The Muratorian fragment is the earliest known example of a defined list of mostly New Testament books.  However, it is damaged and incomplete, but it is usually dated to the late 2nd century.  This Muratorian canon fragment has the four gospels of Matthew, Mark, Luke and John, along with 13 letters of Paul.  However, its condition makes it impossible to make any definitive statements.

The glory of God’s creation (Sir 42:21-42:25)

“The Lord has set in order

The splendors of his wisdom.

He is

From all eternity,

One and the same.

Nothing can be added.

Nothing can be taken away.

He needs no one

To be his counselor.

How desirable are all his works!

How sparkling they are to see!

All these things live!

They remain forever!

Each creature is preserved

To meet a particular need.

All are obedient.

All things come in pairs,

One opposite the other.

He has made nothing incomplete.

Each one supplements

The virtues of the other.

Who could ever tire

Of seeing his glory?”

Sirach points out that the Lord has set everything in its splendid place so that all things might show his wisdom and glorify him.
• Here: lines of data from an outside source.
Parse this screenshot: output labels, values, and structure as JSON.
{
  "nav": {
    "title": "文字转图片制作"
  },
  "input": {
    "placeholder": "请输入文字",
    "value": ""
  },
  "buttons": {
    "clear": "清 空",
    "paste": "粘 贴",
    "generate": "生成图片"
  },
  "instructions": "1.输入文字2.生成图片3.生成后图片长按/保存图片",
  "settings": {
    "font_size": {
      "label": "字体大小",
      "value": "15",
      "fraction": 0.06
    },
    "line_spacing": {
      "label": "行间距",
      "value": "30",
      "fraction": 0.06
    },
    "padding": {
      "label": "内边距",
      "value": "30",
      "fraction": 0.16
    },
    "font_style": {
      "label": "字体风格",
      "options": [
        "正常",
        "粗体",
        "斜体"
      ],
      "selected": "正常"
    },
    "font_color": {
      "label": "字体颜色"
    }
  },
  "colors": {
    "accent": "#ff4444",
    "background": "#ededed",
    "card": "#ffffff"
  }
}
God is from eternity, one and the same, unchanging. Nothing can be added or taken away from him so that he does not need a counselor to tell him what to do. All his works are splendid and desirable. Each created thing serves a particular need since they all obey him. Everything comes in pairs as opposites, much like in the Noah’s ark story in Genesis. Nothing is incomplete. There is nothing out of place in this well ordered universe. Each one supplements the virtues of the other. Who would ever get tired seeing this eternal glory of the Lord?